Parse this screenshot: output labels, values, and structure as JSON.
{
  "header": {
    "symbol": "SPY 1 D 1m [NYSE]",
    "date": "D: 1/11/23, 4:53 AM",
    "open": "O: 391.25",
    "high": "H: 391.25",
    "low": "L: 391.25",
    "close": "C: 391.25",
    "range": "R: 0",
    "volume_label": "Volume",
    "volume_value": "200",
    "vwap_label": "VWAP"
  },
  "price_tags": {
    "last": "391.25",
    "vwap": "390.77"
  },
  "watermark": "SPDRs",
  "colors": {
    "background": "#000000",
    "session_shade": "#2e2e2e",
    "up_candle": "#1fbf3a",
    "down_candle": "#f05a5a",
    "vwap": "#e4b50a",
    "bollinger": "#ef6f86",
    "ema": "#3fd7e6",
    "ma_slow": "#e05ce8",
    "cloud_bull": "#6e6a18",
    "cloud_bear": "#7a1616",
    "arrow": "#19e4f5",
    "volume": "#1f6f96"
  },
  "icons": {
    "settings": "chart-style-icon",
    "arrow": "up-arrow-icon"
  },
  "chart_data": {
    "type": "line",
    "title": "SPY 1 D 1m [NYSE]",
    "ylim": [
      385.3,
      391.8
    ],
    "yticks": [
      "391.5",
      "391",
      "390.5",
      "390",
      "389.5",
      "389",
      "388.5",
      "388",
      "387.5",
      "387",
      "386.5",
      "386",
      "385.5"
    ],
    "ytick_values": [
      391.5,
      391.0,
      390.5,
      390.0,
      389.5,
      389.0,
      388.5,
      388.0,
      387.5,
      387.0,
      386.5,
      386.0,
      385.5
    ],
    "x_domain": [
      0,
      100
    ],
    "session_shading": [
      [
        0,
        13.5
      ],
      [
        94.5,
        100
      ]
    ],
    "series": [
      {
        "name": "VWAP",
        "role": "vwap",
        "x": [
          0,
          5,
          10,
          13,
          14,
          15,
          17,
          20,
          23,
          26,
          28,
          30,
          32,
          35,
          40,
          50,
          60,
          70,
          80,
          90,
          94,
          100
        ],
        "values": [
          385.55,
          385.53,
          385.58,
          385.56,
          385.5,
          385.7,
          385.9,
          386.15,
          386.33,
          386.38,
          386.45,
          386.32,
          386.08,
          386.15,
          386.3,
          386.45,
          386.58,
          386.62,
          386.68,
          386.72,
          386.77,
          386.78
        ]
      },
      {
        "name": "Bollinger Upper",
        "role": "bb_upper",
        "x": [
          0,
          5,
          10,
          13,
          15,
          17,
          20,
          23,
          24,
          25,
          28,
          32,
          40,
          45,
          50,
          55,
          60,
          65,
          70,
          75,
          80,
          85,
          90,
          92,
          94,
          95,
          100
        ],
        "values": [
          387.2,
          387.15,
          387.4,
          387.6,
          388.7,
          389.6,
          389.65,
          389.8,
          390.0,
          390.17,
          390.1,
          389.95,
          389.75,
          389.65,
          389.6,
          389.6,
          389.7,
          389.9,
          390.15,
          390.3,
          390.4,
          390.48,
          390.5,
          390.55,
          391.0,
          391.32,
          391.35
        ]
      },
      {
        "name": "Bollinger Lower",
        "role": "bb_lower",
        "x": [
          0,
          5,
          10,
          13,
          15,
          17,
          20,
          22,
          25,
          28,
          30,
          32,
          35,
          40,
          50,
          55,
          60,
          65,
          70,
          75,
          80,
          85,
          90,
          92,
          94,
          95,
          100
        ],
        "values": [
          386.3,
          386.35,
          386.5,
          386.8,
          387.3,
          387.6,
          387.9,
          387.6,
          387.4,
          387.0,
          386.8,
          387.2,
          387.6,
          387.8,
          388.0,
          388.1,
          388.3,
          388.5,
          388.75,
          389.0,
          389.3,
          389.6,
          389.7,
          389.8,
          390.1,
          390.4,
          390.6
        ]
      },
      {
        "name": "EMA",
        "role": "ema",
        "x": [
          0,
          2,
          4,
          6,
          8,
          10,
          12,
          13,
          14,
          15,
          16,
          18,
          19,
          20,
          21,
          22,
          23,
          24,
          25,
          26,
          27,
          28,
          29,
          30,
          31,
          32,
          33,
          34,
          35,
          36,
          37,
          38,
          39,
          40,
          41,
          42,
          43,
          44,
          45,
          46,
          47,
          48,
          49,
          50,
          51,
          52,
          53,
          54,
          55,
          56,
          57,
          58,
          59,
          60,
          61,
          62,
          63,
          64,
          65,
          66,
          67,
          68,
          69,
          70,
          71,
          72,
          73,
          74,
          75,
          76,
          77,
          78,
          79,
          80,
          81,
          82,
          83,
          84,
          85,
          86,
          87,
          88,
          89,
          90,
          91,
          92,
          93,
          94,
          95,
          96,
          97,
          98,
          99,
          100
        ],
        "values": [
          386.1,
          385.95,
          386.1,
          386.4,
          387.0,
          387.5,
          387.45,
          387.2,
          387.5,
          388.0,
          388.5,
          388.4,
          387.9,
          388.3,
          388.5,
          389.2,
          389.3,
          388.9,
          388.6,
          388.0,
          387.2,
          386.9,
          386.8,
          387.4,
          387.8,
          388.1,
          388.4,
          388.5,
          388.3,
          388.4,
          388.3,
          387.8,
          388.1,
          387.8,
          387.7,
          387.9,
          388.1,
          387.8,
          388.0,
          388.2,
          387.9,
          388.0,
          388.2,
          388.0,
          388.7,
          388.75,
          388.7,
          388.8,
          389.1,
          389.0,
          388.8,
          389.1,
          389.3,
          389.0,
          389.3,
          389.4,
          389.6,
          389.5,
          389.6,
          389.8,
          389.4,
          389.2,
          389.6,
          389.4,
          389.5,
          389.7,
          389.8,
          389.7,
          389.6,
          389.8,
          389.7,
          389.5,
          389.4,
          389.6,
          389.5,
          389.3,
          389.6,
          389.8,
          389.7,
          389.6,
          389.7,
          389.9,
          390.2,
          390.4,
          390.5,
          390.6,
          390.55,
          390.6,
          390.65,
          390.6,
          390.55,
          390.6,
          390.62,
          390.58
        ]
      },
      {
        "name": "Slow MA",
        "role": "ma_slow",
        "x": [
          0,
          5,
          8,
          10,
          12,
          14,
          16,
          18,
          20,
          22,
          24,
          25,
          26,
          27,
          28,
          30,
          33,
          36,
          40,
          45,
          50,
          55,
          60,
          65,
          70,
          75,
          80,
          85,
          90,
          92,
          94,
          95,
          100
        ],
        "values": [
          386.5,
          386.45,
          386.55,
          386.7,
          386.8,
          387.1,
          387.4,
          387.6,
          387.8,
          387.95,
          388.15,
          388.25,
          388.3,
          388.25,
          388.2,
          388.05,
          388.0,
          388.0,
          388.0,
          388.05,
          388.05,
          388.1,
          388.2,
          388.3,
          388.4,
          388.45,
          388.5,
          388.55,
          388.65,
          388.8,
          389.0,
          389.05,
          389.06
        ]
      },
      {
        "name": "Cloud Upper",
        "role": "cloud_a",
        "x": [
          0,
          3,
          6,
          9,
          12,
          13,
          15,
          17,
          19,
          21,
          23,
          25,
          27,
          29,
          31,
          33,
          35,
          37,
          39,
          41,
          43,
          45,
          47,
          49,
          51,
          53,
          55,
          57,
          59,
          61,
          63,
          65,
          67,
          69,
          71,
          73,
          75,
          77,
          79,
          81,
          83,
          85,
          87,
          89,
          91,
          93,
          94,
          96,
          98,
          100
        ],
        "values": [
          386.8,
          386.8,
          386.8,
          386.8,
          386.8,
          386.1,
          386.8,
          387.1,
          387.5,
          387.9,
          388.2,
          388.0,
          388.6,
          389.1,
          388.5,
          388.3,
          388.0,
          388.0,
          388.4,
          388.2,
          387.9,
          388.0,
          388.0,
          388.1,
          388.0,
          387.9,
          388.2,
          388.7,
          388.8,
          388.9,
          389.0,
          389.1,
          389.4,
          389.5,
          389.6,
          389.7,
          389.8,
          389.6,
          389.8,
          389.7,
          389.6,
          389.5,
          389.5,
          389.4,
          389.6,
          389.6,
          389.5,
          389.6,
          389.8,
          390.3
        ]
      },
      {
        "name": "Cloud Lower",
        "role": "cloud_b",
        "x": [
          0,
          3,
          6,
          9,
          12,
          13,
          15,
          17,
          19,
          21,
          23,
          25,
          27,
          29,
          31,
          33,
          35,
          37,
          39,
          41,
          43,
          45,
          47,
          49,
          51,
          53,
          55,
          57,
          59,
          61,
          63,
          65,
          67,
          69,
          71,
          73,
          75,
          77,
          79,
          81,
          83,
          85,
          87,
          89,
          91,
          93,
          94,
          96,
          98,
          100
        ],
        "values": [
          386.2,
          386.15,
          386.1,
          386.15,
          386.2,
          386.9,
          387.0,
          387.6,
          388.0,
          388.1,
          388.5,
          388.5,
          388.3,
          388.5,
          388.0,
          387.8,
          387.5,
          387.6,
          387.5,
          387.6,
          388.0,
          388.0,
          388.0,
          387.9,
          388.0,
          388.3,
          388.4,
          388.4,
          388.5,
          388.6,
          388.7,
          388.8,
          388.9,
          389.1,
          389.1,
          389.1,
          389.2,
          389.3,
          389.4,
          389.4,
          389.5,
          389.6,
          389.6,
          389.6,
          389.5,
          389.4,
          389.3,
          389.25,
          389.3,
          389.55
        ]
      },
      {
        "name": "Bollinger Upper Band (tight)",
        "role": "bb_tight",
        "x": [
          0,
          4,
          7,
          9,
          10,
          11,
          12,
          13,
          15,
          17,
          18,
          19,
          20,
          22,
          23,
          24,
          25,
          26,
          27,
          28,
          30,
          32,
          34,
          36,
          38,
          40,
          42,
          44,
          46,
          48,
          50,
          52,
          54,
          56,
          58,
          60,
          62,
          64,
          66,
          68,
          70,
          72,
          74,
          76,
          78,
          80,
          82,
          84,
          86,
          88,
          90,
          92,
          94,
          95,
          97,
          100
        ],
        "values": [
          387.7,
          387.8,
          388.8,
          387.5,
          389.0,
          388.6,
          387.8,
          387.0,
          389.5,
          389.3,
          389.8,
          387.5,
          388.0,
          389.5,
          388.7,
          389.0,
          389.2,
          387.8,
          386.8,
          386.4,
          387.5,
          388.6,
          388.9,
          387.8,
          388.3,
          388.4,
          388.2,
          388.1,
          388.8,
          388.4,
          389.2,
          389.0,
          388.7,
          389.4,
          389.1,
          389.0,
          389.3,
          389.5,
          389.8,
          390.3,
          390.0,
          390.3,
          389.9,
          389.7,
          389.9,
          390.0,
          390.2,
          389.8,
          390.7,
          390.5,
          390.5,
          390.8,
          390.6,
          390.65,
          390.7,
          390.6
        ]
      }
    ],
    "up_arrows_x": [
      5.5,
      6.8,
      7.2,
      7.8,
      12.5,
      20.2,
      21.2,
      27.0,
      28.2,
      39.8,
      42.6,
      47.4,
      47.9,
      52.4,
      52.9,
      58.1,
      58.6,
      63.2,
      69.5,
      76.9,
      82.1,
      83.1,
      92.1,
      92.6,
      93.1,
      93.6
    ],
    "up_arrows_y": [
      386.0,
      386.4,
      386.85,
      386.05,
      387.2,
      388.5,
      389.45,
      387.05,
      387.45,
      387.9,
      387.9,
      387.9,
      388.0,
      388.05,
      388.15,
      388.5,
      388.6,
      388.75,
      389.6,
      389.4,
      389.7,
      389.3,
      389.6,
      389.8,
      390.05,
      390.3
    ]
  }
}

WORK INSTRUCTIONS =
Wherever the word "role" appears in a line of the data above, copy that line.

RESULT FOR THIS EXERCISE =
        "role": "vwap",
        "role": "bb_upper",
        "role": "bb_lower",
        "role": "ema",
        "role": "ma_slow",
        "role": "cloud_a",
        "role": "cloud_b",
        "role": "bb_tight",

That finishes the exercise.